Cape election brings equality and equity into focus

May 14, 2021

 “Although the sense of equality is made the basis of many social and political ideals, the real conditions of rich, cooperative life are fulfilled only when the bare idea of equality is replaced by the realization of the unity of all life.”  – Meher Baba, Discourses

The recent Cape Henlopen school board election brought forward certain terms, phrases and pending legislation that have been flying below or above my radar screen: Equity, Critical Race Theory and Delaware House Bill 198.

Creating greater awareness is one of the benefits of an election.

Candidate Ashley Murray questioned Cape district’s focus on, and embrace of, diversity, inclusion and equity as important components of a public education system. She associated it with the Critical Race Theory concept bubbling in academia and societal discussions for the past few years. The theory promotes a deep examination of racism in our culture to develop a greater understanding of its impact in our lives so we can begin to move beyond the problems it creates.

And she questioned whether House Bill 198, passed by the Delaware House of Representatives and awaiting action in the Senate, is an outgrowth of Critical Race Theory and amounts to a form of indoctrination of our children that should be resisted.

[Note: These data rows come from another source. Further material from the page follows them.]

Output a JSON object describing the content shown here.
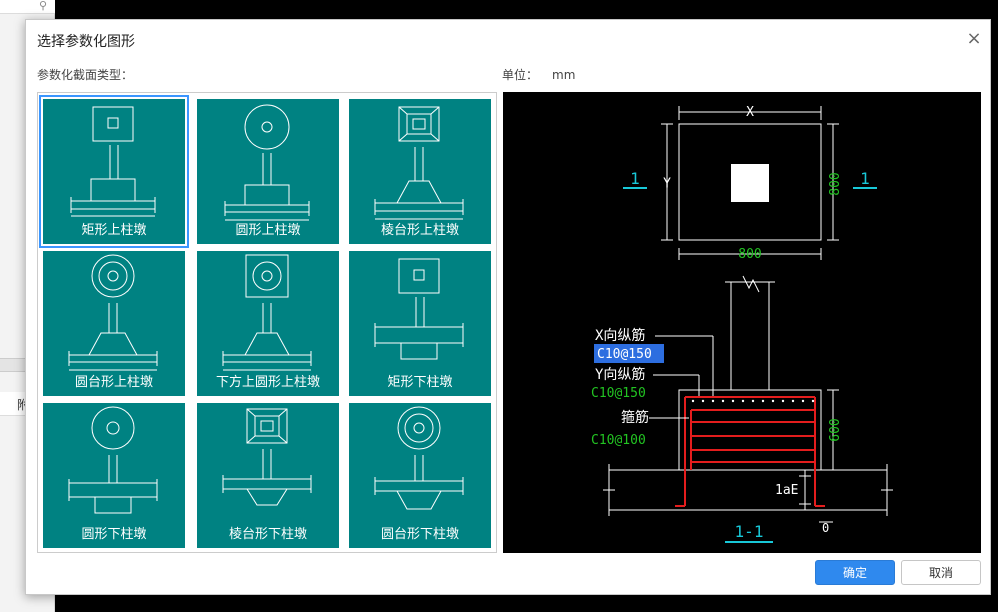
{
  "dialog": {
    "title": "选择参数化图形",
    "close_glyph": "×",
    "types_label": "参数化截面类型：",
    "unit_label": "单位：",
    "unit_value": "mm",
    "ok_label": "确定",
    "cancel_label": "取消"
  },
  "background": {
    "cell_text": "附"
  },
  "shapes": [
    {
      "label": "矩形上柱墩",
      "selected": true
    },
    {
      "label": "圆形上柱墩",
      "selected": false
    },
    {
      "label": "棱台形上柱墩",
      "selected": false
    },
    {
      "label": "圆台形上柱墩",
      "selected": false
    },
    {
      "label": "下方上圆形上柱墩",
      "selected": false
    },
    {
      "label": "矩形下柱墩",
      "selected": false
    },
    {
      "label": "圆形下柱墩",
      "selected": false
    },
    {
      "label": "棱台形下柱墩",
      "selected": false
    },
    {
      "label": "圆台形下柱墩",
      "selected": false
    }
  ],
  "preview": {
    "dim_x": "X",
    "dim_y": "Y",
    "dim_800_bottom": "800",
    "dim_800_right": "800",
    "section_mark_left": "1",
    "section_mark_right": "1",
    "x_rebar_label": "X向纵筋",
    "x_rebar_value": "C10@150",
    "y_rebar_label": "Y向纵筋",
    "y_rebar_value": "C10@150",
    "stirrup_label": "箍筋",
    "stirrup_value": "C10@100",
    "dim_600": "600",
    "dim_lae": "1aE",
    "dim_0": "0",
    "section_title": "1-1"
  },
  "colors": {
    "tile_bg": "#008282",
    "accent": "#2f89ee",
    "rebar": "#e41d1d",
    "cad_green": "#22c322",
    "cad_cyan": "#18c8d8"
  }
}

According to a synopsis, the proposed legislation as first introduced requires each school district and charter school to establish and implement a curriculum on Black History for students in grades K through 12. This Act incorporates contemporary events into discussions of Black History and the tools of experience.” Sussex County representatives split in their voting. Steve Smyk and Pete Schwartzkopf voted in favor of the bill; Rich Collins, Tim Dukes, Ron Gray and Jesse Vanderwende voted no; and Ruth Briggs King recorded as not voting.

Those interested in Critical Race Theory can find lots of articles on the internet. We will also try to keep readers posted on the status and ultimate fate of HB 198.

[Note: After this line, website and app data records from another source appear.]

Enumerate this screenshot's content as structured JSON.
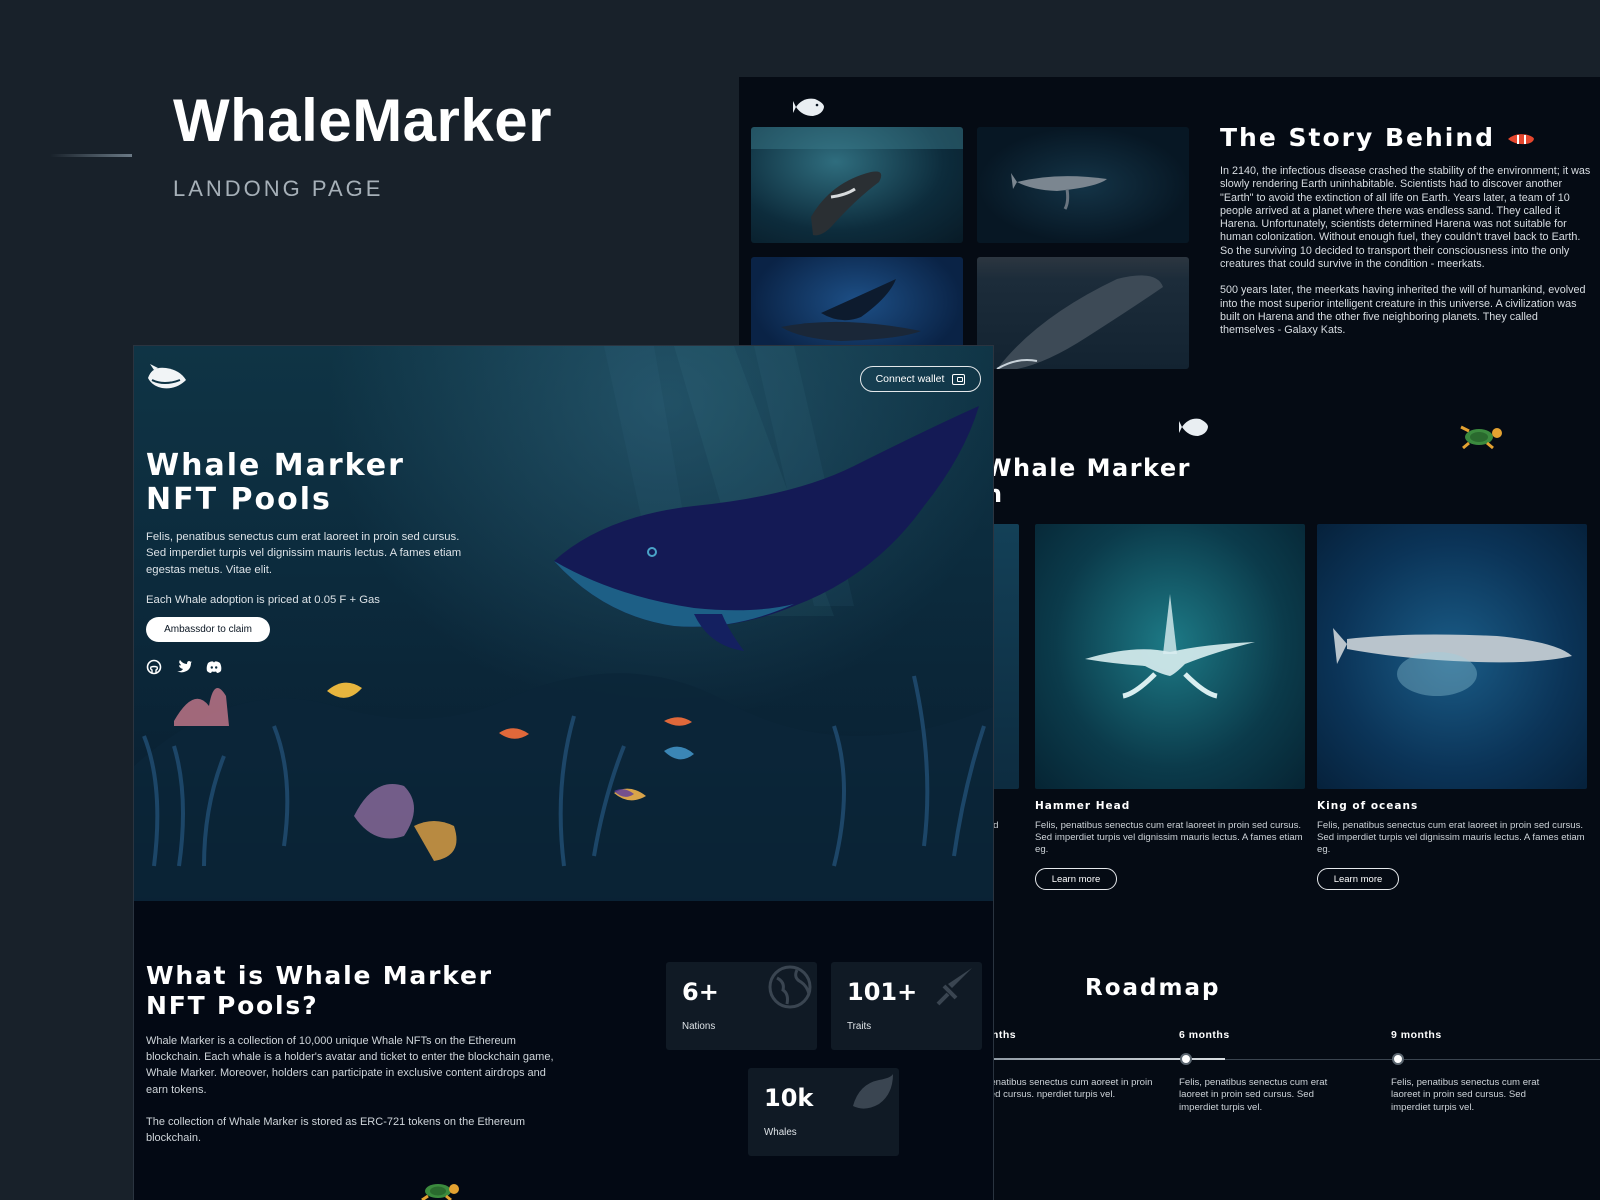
{
  "showcase": {
    "title": "WhaleMarker",
    "subtitle": "LANDONG PAGE"
  },
  "story": {
    "title": "The Story Behind",
    "paragraphs": [
      "In 2140, the infectious disease crashed the stability of the environment; it was slowly rendering Earth uninhabitable. Scientists had to discover another \"Earth\" to avoid the extinction of all life on Earth. Years later, a team of 10 people arrived at a planet where there was endless sand. They called it Harena. Unfortunately, scientists determined Harena was not suitable for human colonization. Without enough fuel, they couldn't travel back to Earth. So the surviving 10 decided to transport their consciousness into the only creatures that could survive in the condition - meerkats.",
      "500 years later, the meerkats having inherited the will of humankind, evolved into the most superior intelligent creature in this universe. A civilization was built on Harena and the other five neighboring planets. They called themselves - Galaxy Kats."
    ]
  },
  "collection": {
    "title_line1": "Whale Marker",
    "title_line2": "n",
    "partial_card_desc": "n sed",
    "cards": [
      {
        "name": "Hammer Head",
        "desc": "Felis, penatibus senectus cum erat laoreet in proin sed cursus. Sed imperdiet turpis vel dignissim mauris lectus. A fames etiam eg.",
        "button": "Learn more"
      },
      {
        "name": "King of oceans",
        "desc": "Felis, penatibus senectus cum erat laoreet in proin sed cursus. Sed imperdiet turpis vel dignissim mauris lectus. A fames etiam eg.",
        "button": "Learn more"
      },
      {
        "button": "Learn more"
      }
    ]
  },
  "roadmap": {
    "title": "Roadmap",
    "milestones": [
      {
        "label": "onths",
        "desc": "penatibus senectus cum aoreet in proin sed cursus. nperdiet turpis vel."
      },
      {
        "label": "6 months",
        "desc": "Felis, penatibus senectus cum erat laoreet in proin sed cursus. Sed imperdiet turpis vel."
      },
      {
        "label": "9 months",
        "desc": "Felis, penatibus senectus cum erat laoreet in proin sed cursus. Sed imperdiet turpis vel."
      }
    ]
  },
  "hero": {
    "connect_label": "Connect wallet",
    "title_line1": "Whale Marker",
    "title_line2": "NFT Pools",
    "description": "Felis, penatibus senectus cum erat laoreet in proin sed cursus. Sed imperdiet turpis vel dignissim mauris lectus. A fames etiam egestas metus. Vitae elit.",
    "price": "Each Whale adoption is priced at 0.05 F + Gas",
    "claim_label": "Ambassdor to claim",
    "socials": [
      "github-icon",
      "twitter-icon",
      "discord-icon"
    ]
  },
  "about": {
    "title_line1": "What is Whale Marker",
    "title_line2": "NFT Pools?",
    "paragraphs": [
      "Whale Marker is a collection of 10,000 unique Whale NFTs on the Ethereum blockchain. Each whale is a holder's avatar and ticket to enter the blockchain game, Whale Marker. Moreover, holders can participate in exclusive content airdrops and earn tokens.",
      "The collection of Whale Marker is stored as ERC-721 tokens on the Ethereum blockchain."
    ]
  },
  "stats": [
    {
      "value": "6+",
      "label": "Nations",
      "icon": "globe-icon"
    },
    {
      "value": "101+",
      "label": "Traits",
      "icon": "sword-icon"
    },
    {
      "value": "10k",
      "label": "Whales",
      "icon": "whale-icon"
    }
  ],
  "colors": {
    "background": "#18212a",
    "panel": "#050b14",
    "hero_deep": "#0c2b3d",
    "whale_body": "#141a55",
    "stat_card": "#101a25"
  }
}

Most people, I think, have a pretty good grip on diversity and inclusivity, and the positive nature of both. But what about equity?  

I had to dig a little deeper to get my head around equity, especially relative to equality. They sound similar, but it turns out that in societal and educational terms, they are quite different.

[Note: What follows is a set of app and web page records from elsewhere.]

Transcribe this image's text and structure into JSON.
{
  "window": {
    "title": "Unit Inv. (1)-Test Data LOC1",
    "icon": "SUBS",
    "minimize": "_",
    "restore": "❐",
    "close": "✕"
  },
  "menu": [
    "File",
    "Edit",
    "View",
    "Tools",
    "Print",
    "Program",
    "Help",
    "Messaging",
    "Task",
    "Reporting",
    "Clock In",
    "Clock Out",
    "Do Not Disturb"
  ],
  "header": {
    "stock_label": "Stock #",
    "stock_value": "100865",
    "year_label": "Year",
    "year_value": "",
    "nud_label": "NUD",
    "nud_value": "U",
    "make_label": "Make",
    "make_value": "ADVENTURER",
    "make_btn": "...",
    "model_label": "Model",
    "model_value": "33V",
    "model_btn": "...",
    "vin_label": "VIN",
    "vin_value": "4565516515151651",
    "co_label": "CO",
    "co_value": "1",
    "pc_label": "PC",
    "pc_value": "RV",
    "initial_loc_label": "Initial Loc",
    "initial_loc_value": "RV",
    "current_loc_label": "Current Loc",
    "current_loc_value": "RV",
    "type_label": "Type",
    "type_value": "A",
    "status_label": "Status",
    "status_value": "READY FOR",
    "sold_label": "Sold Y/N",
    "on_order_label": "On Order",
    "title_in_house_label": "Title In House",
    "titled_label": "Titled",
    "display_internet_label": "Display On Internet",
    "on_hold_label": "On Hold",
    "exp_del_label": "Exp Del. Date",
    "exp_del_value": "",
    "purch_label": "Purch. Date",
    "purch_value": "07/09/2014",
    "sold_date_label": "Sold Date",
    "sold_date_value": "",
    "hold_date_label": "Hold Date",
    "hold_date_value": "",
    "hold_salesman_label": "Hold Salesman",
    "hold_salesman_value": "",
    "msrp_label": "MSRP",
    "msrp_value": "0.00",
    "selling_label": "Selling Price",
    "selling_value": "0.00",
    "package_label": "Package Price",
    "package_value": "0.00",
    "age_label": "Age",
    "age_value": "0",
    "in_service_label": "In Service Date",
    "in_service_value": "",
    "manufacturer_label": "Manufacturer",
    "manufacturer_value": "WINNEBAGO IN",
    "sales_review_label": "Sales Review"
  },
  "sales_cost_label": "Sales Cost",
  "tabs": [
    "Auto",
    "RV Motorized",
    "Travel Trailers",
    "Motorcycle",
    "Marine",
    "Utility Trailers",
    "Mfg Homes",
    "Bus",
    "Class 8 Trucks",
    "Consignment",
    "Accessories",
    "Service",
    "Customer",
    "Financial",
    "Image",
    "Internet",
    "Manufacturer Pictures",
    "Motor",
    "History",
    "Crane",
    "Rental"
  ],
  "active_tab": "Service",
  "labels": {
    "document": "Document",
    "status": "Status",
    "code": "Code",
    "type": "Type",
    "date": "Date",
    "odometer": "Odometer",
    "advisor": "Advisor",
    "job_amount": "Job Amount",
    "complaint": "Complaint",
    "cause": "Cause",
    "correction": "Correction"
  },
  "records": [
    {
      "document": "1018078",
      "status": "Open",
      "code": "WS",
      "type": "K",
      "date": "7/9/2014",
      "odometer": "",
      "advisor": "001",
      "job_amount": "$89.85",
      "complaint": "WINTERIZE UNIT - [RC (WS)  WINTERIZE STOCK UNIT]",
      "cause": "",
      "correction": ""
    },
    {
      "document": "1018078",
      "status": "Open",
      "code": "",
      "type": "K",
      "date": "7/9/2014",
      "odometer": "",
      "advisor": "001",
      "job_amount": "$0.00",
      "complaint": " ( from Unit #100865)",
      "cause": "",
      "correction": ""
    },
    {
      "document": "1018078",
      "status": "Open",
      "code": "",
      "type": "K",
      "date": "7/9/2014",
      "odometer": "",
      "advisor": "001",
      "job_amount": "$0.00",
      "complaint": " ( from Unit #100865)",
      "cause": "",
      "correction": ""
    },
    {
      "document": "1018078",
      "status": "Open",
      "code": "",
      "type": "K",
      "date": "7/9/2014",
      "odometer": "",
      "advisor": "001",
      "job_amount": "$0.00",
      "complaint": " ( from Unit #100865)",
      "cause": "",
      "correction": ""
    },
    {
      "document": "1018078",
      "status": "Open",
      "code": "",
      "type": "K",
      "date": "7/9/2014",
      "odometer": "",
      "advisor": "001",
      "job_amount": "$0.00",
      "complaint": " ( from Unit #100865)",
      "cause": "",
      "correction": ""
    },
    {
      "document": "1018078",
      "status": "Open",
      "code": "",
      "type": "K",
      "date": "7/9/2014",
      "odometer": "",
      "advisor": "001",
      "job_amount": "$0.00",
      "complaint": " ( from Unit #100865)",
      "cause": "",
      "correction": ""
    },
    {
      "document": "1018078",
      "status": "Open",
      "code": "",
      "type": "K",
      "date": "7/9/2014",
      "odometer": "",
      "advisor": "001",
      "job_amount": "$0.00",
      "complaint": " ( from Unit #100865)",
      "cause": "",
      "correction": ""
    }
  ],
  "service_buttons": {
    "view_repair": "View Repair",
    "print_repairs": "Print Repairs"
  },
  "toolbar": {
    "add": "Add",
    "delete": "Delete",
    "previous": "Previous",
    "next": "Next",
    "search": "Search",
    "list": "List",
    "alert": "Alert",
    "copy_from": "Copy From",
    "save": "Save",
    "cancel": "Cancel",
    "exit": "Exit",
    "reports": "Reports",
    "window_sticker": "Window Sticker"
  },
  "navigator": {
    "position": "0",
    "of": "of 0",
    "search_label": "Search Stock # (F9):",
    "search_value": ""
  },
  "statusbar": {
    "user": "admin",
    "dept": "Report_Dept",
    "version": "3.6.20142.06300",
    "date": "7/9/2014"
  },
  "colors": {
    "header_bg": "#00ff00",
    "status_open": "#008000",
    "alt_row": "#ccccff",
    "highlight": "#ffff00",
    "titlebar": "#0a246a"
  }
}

The artwork included with this column does a pretty good job of illustrating the difference between equality and equity. Simply put, we all might get equal access to tools available for accomplishing a task, but that equal access still doesn’t guarantee that each of us, because of our differences, will get an equitable shot at accomplishing the task.

According to information provided by Superintendent Bob Fulton, here is how the Cape district has defined educational equity for the past three years:

“Educational equity is accepting the unique qualities of each student in order to ensure fair treatment of all students to raise achievement. Differences are celebrated and recognized as strengths that serve to enrich the group as a whole. Embracing these growth opportunities and recognizing the unique challenges they present enable Cape Henlopen educators to better assess individual student needs and provide the necessary supports to overcome potential barriers to academic, behavioral, and/or social/emotional success and wellness.”

Fulton provided examples of how the Cape district incorporates educational equity into its programs:

“When a student is struggling emotionally, the schools and the district ensure that the student receives counseling or proper supports.

“When a student is doing well academically, but is taking college prep courses, our teachers and administrators will encourage them to take higher-level courses such as honors classes and/or Advanced Placement courses.

“Our district provides a wide range of extracurriculars and course offerings to allow students to have a choice and to have varied experiences inside the classroom.

”Our district ensures that all students are included and have access to grade-level curriculum and standards, including our special education students and our English Language Learners.”

I don’t have a problem with any of this, while being wary and realistic about the efforts of extremists from all directions who glory in planting and cultivating seeds of divisiveness, and try to take things too far.

I look forward to many generations from now when the melting pot of nature will gradually dissolve our focus and fears associated with race and gender so, as the avatar Meher Baba instructs, we can begin to reap the rewards of a rich, cooperative life that recognizes the unity of all life.

It’s the Goldilocks approach: seeking that sweet spot of just right.  






Subscribe to the Daily Newsletter